**Your assignment:** Quote the whole listing verbatim.

----------------

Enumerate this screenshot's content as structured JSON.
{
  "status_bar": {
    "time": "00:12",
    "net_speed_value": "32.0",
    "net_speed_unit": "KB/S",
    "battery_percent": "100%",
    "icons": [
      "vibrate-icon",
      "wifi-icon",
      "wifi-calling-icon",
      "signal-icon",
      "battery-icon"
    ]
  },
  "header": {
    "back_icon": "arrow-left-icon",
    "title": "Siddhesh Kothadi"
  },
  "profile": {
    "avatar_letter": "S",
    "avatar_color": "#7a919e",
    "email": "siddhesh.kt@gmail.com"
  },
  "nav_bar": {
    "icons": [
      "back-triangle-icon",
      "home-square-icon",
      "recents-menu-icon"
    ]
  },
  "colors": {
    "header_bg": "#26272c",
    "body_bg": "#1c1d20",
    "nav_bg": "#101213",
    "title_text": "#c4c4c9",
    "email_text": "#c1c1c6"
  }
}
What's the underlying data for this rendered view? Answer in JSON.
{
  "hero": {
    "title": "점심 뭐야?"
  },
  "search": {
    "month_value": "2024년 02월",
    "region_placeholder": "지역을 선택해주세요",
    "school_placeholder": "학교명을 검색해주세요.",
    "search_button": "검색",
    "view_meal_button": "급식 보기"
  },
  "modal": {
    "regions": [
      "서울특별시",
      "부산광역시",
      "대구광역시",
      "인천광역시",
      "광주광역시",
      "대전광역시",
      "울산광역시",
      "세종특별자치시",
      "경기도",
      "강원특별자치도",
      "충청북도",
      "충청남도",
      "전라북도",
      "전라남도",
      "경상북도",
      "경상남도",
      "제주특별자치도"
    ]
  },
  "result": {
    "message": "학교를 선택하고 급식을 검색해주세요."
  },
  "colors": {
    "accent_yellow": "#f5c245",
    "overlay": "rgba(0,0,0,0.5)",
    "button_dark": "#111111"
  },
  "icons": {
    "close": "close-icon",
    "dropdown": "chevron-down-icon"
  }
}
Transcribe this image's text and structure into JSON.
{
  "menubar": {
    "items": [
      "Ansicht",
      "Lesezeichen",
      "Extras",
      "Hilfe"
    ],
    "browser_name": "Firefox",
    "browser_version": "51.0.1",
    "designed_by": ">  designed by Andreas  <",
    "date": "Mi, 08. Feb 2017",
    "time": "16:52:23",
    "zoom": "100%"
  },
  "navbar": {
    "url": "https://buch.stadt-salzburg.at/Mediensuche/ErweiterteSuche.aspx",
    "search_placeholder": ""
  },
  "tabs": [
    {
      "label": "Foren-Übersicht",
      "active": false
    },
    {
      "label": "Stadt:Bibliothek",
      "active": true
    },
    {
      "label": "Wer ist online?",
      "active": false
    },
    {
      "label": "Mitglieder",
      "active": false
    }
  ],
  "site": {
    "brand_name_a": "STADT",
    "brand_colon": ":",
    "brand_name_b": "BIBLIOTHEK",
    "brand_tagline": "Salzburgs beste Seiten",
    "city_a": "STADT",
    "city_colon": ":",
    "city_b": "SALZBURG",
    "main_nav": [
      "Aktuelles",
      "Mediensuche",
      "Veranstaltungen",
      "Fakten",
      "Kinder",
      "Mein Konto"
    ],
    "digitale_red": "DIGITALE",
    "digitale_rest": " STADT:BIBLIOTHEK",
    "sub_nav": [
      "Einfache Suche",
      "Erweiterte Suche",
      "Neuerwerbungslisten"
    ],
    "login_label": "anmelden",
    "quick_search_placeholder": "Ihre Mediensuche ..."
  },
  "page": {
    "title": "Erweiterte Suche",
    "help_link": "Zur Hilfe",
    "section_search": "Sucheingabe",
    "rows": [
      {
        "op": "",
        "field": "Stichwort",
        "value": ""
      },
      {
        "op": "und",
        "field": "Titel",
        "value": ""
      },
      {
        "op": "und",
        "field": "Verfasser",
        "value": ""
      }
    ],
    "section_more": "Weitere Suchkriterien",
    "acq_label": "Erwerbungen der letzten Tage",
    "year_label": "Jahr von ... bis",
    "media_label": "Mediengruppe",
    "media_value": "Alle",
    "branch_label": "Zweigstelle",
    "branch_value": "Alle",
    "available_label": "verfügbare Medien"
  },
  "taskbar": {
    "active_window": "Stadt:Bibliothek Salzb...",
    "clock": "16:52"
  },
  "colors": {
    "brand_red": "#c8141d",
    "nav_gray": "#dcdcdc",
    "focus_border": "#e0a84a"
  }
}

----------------

**Solution:**
Enumerate this screenshot's content as structured JSON.
{
  "status_bar": {
    "time": "00:12",
    "net_speed_value": "32.0",
    "net_speed_unit": "KB/S",
    "battery_percent": "100%",
    "icons": [
      "vibrate-icon",
      "wifi-icon",
      "wifi-calling-icon",
      "signal-icon",
      "battery-icon"
    ]
  },
  "header": {
    "back_icon": "arrow-left-icon",
    "title": "Siddhesh Kothadi"
  },
  "profile": {
    "avatar_letter": "S",
    "avatar_color": "#7a919e",
    "email": "siddhesh.kt@gmail.com"
  },
  "nav_bar": {
    "icons": [
      "back-triangle-icon",
      "home-square-icon",
      "recents-menu-icon"
    ]
  },
  "colors": {
    "header_bg": "#26272c",
    "body_bg": "#1c1d20",
    "nav_bg": "#101213",
    "title_text": "#c4c4c9",
    "email_text": "#c1c1c6"
  }
}
What's the underlying data for this rendered view? Answer in JSON.
{
  "hero": {
    "title": "점심 뭐야?"
  },
  "search": {
    "month_value": "2024년 02월",
    "region_placeholder": "지역을 선택해주세요",
    "school_placeholder": "학교명을 검색해주세요.",
    "search_button": "검색",
    "view_meal_button": "급식 보기"
  },
  "modal": {
    "regions": [
      "서울특별시",
      "부산광역시",
      "대구광역시",
      "인천광역시",
      "광주광역시",
      "대전광역시",
      "울산광역시",
      "세종특별자치시",
      "경기도",
      "강원특별자치도",
      "충청북도",
      "충청남도",
      "전라북도",
      "전라남도",
      "경상북도",
      "경상남도",
      "제주특별자치도"
    ]
  },
  "result": {
    "message": "학교를 선택하고 급식을 검색해주세요."
  },
  "colors": {
    "accent_yellow": "#f5c245",
    "overlay": "rgba(0,0,0,0.5)",
    "button_dark": "#111111"
  },
  "icons": {
    "close": "close-icon",
    "dropdown": "chevron-down-icon"
  }
}
Transcribe this image's text and structure into JSON.
{
  "menubar": {
    "items": [
      "Ansicht",
      "Lesezeichen",
      "Extras",
      "Hilfe"
    ],
    "browser_name": "Firefox",
    "browser_version": "51.0.1",
    "designed_by": ">  designed by Andreas  <",
    "date": "Mi, 08. Feb 2017",
    "time": "16:52:23",
    "zoom": "100%"
  },
  "navbar": {
    "url": "https://buch.stadt-salzburg.at/Mediensuche/ErweiterteSuche.aspx",
    "search_placeholder": ""
  },
  "tabs": [
    {
      "label": "Foren-Übersicht",
      "active": false
    },
    {
      "label": "Stadt:Bibliothek",
      "active": true
    },
    {
      "label": "Wer ist online?",
      "active": false
    },
    {
      "label": "Mitglieder",
      "active": false
    }
  ],
  "site": {
    "brand_name_a": "STADT",
    "brand_colon": ":",
    "brand_name_b": "BIBLIOTHEK",
    "brand_tagline": "Salzburgs beste Seiten",
    "city_a": "STADT",
    "city_colon": ":",
    "city_b": "SALZBURG",
    "main_nav": [
      "Aktuelles",
      "Mediensuche",
      "Veranstaltungen",
      "Fakten",
      "Kinder",
      "Mein Konto"
    ],
    "digitale_red": "DIGITALE",
    "digitale_rest": " STADT:BIBLIOTHEK",
    "sub_nav": [
      "Einfache Suche",
      "Erweiterte Suche",
      "Neuerwerbungslisten"
    ],
    "login_label": "anmelden",
    "quick_search_placeholder": "Ihre Mediensuche ..."
  },
  "page": {
    "title": "Erweiterte Suche",
    "help_link": "Zur Hilfe",
    "section_search": "Sucheingabe",
    "rows": [
      {
        "op": "",
        "field": "Stichwort",
        "value": ""
      },
      {
        "op": "und",
        "field": "Titel",
        "value": ""
      },
      {
        "op": "und",
        "field": "Verfasser",
        "value": ""
      }
    ],
    "section_more": "Weitere Suchkriterien",
    "acq_label": "Erwerbungen der letzten Tage",
    "year_label": "Jahr von ... bis",
    "media_label": "Mediengruppe",
    "media_value": "Alle",
    "branch_label": "Zweigstelle",
    "branch_value": "Alle",
    "available_label": "verfügbare Medien"
  },
  "taskbar": {
    "active_window": "Stadt:Bibliothek Salzb...",
    "clock": "16:52"
  },
  "colors": {
    "brand_red": "#c8141d",
    "nav_gray": "#dcdcdc",
    "focus_border": "#e0a84a"
  }
}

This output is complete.